Donald Lev and I weren’t close, but we were familiar. To tell the truth, he and his late wife, Enid Dame, always intimidated me. They brought out the shy in me that I’ve worked hard to overcome. It certainly wasn’t because they were unapproachable. I’d seen them at readings around the Hudson Valley for years before I dared to speak to them, complementing them on their work. I probably first saw them at Bob Wright’s version of the Woodstock Poetry Society back in the late ‘90s or early ‘00s, maybe earlier.
They were anything but aloof. However, their work was so finely honed, each word carrying so much meaning, I could not believe that I’d have anything to talk about with writers of this caliber. I was wrong of course, yet, I never quite got over that sense of awe. I would eventually come to greet them both at readings, swallowing my fear. I even participated in a private poetry workshop with Enid, just three of us in the group, and I still have my notes from that. Midrashic themes were her specialty, and Lilith was her favorite character. When she died in 2003, Hudson Valley poetry was devastated by her loss. None, however, more so than Donald.

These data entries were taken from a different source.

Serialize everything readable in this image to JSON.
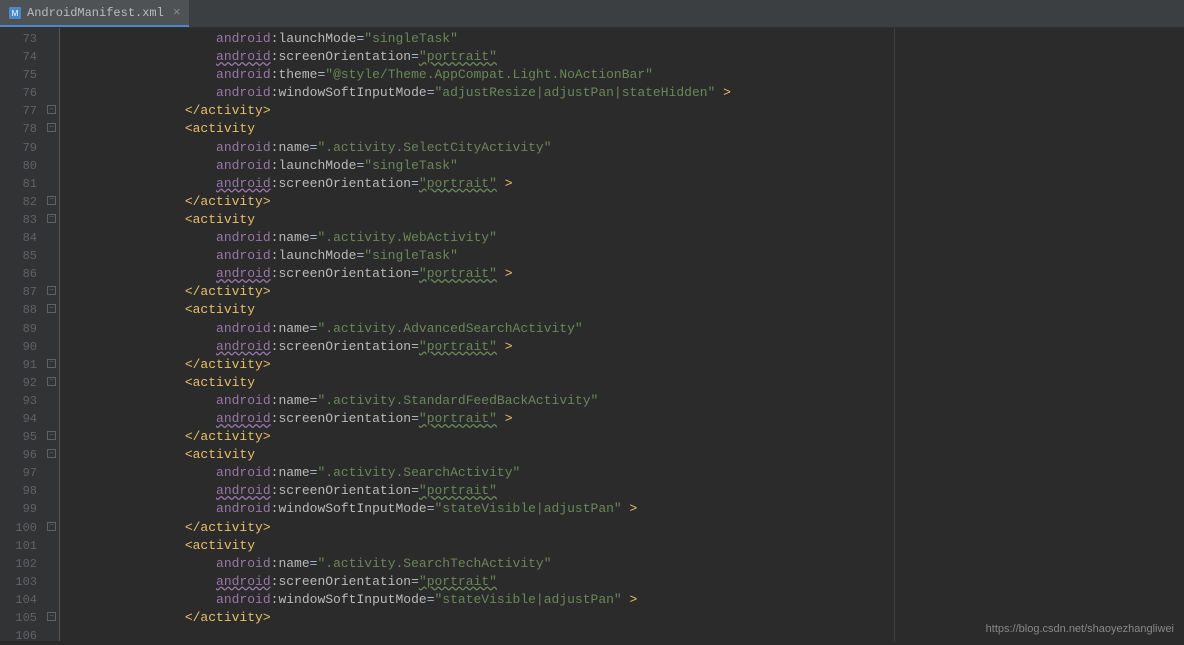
{
  "tab": {
    "filename": "AndroidManifest.xml"
  },
  "watermark": "https://blog.csdn.net/shaoyezhangliwei",
  "gutter": {
    "start": 73,
    "end": 106,
    "folds_open": [
      77,
      82,
      87,
      91,
      95,
      96
    ],
    "folds_close": [
      78,
      83,
      88,
      92,
      100,
      105
    ]
  },
  "code": [
    {
      "i": 4,
      "p": [
        {
          "t": "            ",
          "c": ""
        },
        {
          "t": "android",
          "c": "ns"
        },
        {
          "t": ":",
          "c": "attr"
        },
        {
          "t": "launchMode",
          "c": "attr"
        },
        {
          "t": "=",
          "c": "eq"
        },
        {
          "t": "\"singleTask\"",
          "c": "str"
        }
      ]
    },
    {
      "i": 4,
      "p": [
        {
          "t": "            ",
          "c": ""
        },
        {
          "t": "android",
          "c": "ns-u"
        },
        {
          "t": ":",
          "c": "attr"
        },
        {
          "t": "screenOrientation",
          "c": "attr"
        },
        {
          "t": "=",
          "c": "eq"
        },
        {
          "t": "\"portrait\"",
          "c": "str-u"
        }
      ]
    },
    {
      "i": 4,
      "p": [
        {
          "t": "            ",
          "c": ""
        },
        {
          "t": "android",
          "c": "ns"
        },
        {
          "t": ":",
          "c": "attr"
        },
        {
          "t": "theme",
          "c": "attr"
        },
        {
          "t": "=",
          "c": "eq"
        },
        {
          "t": "\"@style/Theme.AppCompat.Light.NoActionBar\"",
          "c": "str"
        }
      ]
    },
    {
      "i": 4,
      "p": [
        {
          "t": "            ",
          "c": ""
        },
        {
          "t": "android",
          "c": "ns"
        },
        {
          "t": ":",
          "c": "attr"
        },
        {
          "t": "windowSoftInputMode",
          "c": "attr"
        },
        {
          "t": "=",
          "c": "eq"
        },
        {
          "t": "\"adjustResize|adjustPan|stateHidden\"",
          "c": "str"
        },
        {
          "t": " >",
          "c": "bracket"
        }
      ]
    },
    {
      "i": 3,
      "p": [
        {
          "t": "        ",
          "c": ""
        },
        {
          "t": "</activity>",
          "c": "tag"
        }
      ]
    },
    {
      "i": 3,
      "p": [
        {
          "t": "        ",
          "c": ""
        },
        {
          "t": "<activity",
          "c": "tag"
        }
      ]
    },
    {
      "i": 4,
      "p": [
        {
          "t": "            ",
          "c": ""
        },
        {
          "t": "android",
          "c": "ns"
        },
        {
          "t": ":",
          "c": "attr"
        },
        {
          "t": "name",
          "c": "attr"
        },
        {
          "t": "=",
          "c": "eq"
        },
        {
          "t": "\".activity.SelectCityActivity\"",
          "c": "str"
        }
      ]
    },
    {
      "i": 4,
      "p": [
        {
          "t": "            ",
          "c": ""
        },
        {
          "t": "android",
          "c": "ns"
        },
        {
          "t": ":",
          "c": "attr"
        },
        {
          "t": "launchMode",
          "c": "attr"
        },
        {
          "t": "=",
          "c": "eq"
        },
        {
          "t": "\"singleTask\"",
          "c": "str"
        }
      ]
    },
    {
      "i": 4,
      "p": [
        {
          "t": "            ",
          "c": ""
        },
        {
          "t": "android",
          "c": "ns-u"
        },
        {
          "t": ":",
          "c": "attr"
        },
        {
          "t": "screenOrientation",
          "c": "attr"
        },
        {
          "t": "=",
          "c": "eq"
        },
        {
          "t": "\"portrait\"",
          "c": "str-u"
        },
        {
          "t": " >",
          "c": "bracket"
        }
      ]
    },
    {
      "i": 3,
      "p": [
        {
          "t": "        ",
          "c": ""
        },
        {
          "t": "</activity>",
          "c": "tag"
        }
      ]
    },
    {
      "i": 3,
      "p": [
        {
          "t": "        ",
          "c": ""
        },
        {
          "t": "<activity",
          "c": "tag"
        }
      ]
    },
    {
      "i": 4,
      "p": [
        {
          "t": "            ",
          "c": ""
        },
        {
          "t": "android",
          "c": "ns"
        },
        {
          "t": ":",
          "c": "attr"
        },
        {
          "t": "name",
          "c": "attr"
        },
        {
          "t": "=",
          "c": "eq"
        },
        {
          "t": "\".activity.WebActivity\"",
          "c": "str"
        }
      ]
    },
    {
      "i": 4,
      "p": [
        {
          "t": "            ",
          "c": ""
        },
        {
          "t": "android",
          "c": "ns"
        },
        {
          "t": ":",
          "c": "attr"
        },
        {
          "t": "launchMode",
          "c": "attr"
        },
        {
          "t": "=",
          "c": "eq"
        },
        {
          "t": "\"singleTask\"",
          "c": "str"
        }
      ]
    },
    {
      "i": 4,
      "p": [
        {
          "t": "            ",
          "c": ""
        },
        {
          "t": "android",
          "c": "ns-u"
        },
        {
          "t": ":",
          "c": "attr"
        },
        {
          "t": "screenOrientation",
          "c": "attr"
        },
        {
          "t": "=",
          "c": "eq"
        },
        {
          "t": "\"portrait\"",
          "c": "str-u"
        },
        {
          "t": " >",
          "c": "bracket"
        }
      ]
    },
    {
      "i": 3,
      "p": [
        {
          "t": "        ",
          "c": ""
        },
        {
          "t": "</activity>",
          "c": "tag"
        }
      ]
    },
    {
      "i": 3,
      "p": [
        {
          "t": "        ",
          "c": ""
        },
        {
          "t": "<activity",
          "c": "tag"
        }
      ]
    },
    {
      "i": 4,
      "p": [
        {
          "t": "            ",
          "c": ""
        },
        {
          "t": "android",
          "c": "ns"
        },
        {
          "t": ":",
          "c": "attr"
        },
        {
          "t": "name",
          "c": "attr"
        },
        {
          "t": "=",
          "c": "eq"
        },
        {
          "t": "\".activity.AdvancedSearchActivity\"",
          "c": "str"
        }
      ]
    },
    {
      "i": 4,
      "p": [
        {
          "t": "            ",
          "c": ""
        },
        {
          "t": "android",
          "c": "ns-u"
        },
        {
          "t": ":",
          "c": "attr"
        },
        {
          "t": "screenOrientation",
          "c": "attr"
        },
        {
          "t": "=",
          "c": "eq"
        },
        {
          "t": "\"portrait\"",
          "c": "str-u"
        },
        {
          "t": " >",
          "c": "bracket"
        }
      ]
    },
    {
      "i": 3,
      "p": [
        {
          "t": "        ",
          "c": ""
        },
        {
          "t": "</activity>",
          "c": "tag"
        }
      ]
    },
    {
      "i": 3,
      "p": [
        {
          "t": "        ",
          "c": ""
        },
        {
          "t": "<activity",
          "c": "tag"
        }
      ]
    },
    {
      "i": 4,
      "p": [
        {
          "t": "            ",
          "c": ""
        },
        {
          "t": "android",
          "c": "ns"
        },
        {
          "t": ":",
          "c": "attr"
        },
        {
          "t": "name",
          "c": "attr"
        },
        {
          "t": "=",
          "c": "eq"
        },
        {
          "t": "\".activity.StandardFeedBackActivity\"",
          "c": "str"
        }
      ]
    },
    {
      "i": 4,
      "p": [
        {
          "t": "            ",
          "c": ""
        },
        {
          "t": "android",
          "c": "ns-u"
        },
        {
          "t": ":",
          "c": "attr"
        },
        {
          "t": "screenOrientation",
          "c": "attr"
        },
        {
          "t": "=",
          "c": "eq"
        },
        {
          "t": "\"portrait\"",
          "c": "str-u"
        },
        {
          "t": " >",
          "c": "bracket"
        }
      ]
    },
    {
      "i": 3,
      "p": [
        {
          "t": "        ",
          "c": ""
        },
        {
          "t": "</activity>",
          "c": "tag"
        }
      ]
    },
    {
      "i": 3,
      "p": [
        {
          "t": "        ",
          "c": ""
        },
        {
          "t": "<activity",
          "c": "tag"
        }
      ]
    },
    {
      "i": 4,
      "p": [
        {
          "t": "            ",
          "c": ""
        },
        {
          "t": "android",
          "c": "ns"
        },
        {
          "t": ":",
          "c": "attr"
        },
        {
          "t": "name",
          "c": "attr"
        },
        {
          "t": "=",
          "c": "eq"
        },
        {
          "t": "\".activity.SearchActivity\"",
          "c": "str"
        }
      ]
    },
    {
      "i": 4,
      "p": [
        {
          "t": "            ",
          "c": ""
        },
        {
          "t": "android",
          "c": "ns-u"
        },
        {
          "t": ":",
          "c": "attr"
        },
        {
          "t": "screenOrientation",
          "c": "attr"
        },
        {
          "t": "=",
          "c": "eq"
        },
        {
          "t": "\"portrait\"",
          "c": "str-u"
        }
      ]
    },
    {
      "i": 4,
      "p": [
        {
          "t": "            ",
          "c": ""
        },
        {
          "t": "android",
          "c": "ns"
        },
        {
          "t": ":",
          "c": "attr"
        },
        {
          "t": "windowSoftInputMode",
          "c": "attr"
        },
        {
          "t": "=",
          "c": "eq"
        },
        {
          "t": "\"stateVisible|adjustPan\"",
          "c": "str"
        },
        {
          "t": " >",
          "c": "bracket"
        }
      ]
    },
    {
      "i": 3,
      "p": [
        {
          "t": "        ",
          "c": ""
        },
        {
          "t": "</activity>",
          "c": "tag"
        }
      ]
    },
    {
      "i": 3,
      "p": [
        {
          "t": "        ",
          "c": ""
        },
        {
          "t": "<activity",
          "c": "tag"
        }
      ]
    },
    {
      "i": 4,
      "p": [
        {
          "t": "            ",
          "c": ""
        },
        {
          "t": "android",
          "c": "ns"
        },
        {
          "t": ":",
          "c": "attr"
        },
        {
          "t": "name",
          "c": "attr"
        },
        {
          "t": "=",
          "c": "eq"
        },
        {
          "t": "\".activity.SearchTechActivity\"",
          "c": "str"
        }
      ]
    },
    {
      "i": 4,
      "p": [
        {
          "t": "            ",
          "c": ""
        },
        {
          "t": "android",
          "c": "ns-u"
        },
        {
          "t": ":",
          "c": "attr"
        },
        {
          "t": "screenOrientation",
          "c": "attr"
        },
        {
          "t": "=",
          "c": "eq"
        },
        {
          "t": "\"portrait\"",
          "c": "str-u"
        }
      ]
    },
    {
      "i": 4,
      "p": [
        {
          "t": "            ",
          "c": ""
        },
        {
          "t": "android",
          "c": "ns"
        },
        {
          "t": ":",
          "c": "attr"
        },
        {
          "t": "windowSoftInputMode",
          "c": "attr"
        },
        {
          "t": "=",
          "c": "eq"
        },
        {
          "t": "\"stateVisible|adjustPan\"",
          "c": "str"
        },
        {
          "t": " >",
          "c": "bracket"
        }
      ]
    },
    {
      "i": 3,
      "p": [
        {
          "t": "        ",
          "c": ""
        },
        {
          "t": "</activity>",
          "c": "tag"
        }
      ]
    },
    {
      "i": 3,
      "p": [
        {
          "t": "        ",
          "c": ""
        }
      ]
    }
  ]
}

Donald was accomplished in his own right, yet seemed to hover a bit in Enid’s shadow, or as much of a shadow as poets can muster. His themes were more broad ranging than hers, and his work after her death reflects this especially. He was frequently introduced as one of the “stars” of the underground classic Putney Swope, and late in life, he wrote a series of poems based on the movies he saw at Upstate Films in Rhinebeck, a local art house cinema. He wrote about politics, religion, family, and Enid. He frequently read her work as often as his, keeping it alive for all of us, knowing poetry lives best when spoken aloud.
More recently, he lost the ability to drive and depended upon the kindness of other poets for transportation. He was often assisted up to the mic as our own Elder Statesman. His final illness was relatively brief, punctuated by a short rally in rehab where Donald pined for pen and paper. But in the end, the body was ready, and in truth, the spirit seems to have been ready for much longer. Nevertheless, we will miss that funny, gloomy fellow with the glass of red wine at the end of the bar. As much of a Brooklynite as he was, film “star”, literary hero, and member of a swiftly departing posse of ‘60s Lefties whose wisdom we sorely need about now, he became a part of this Hudson Valley. May his memory be a blessing, and a light.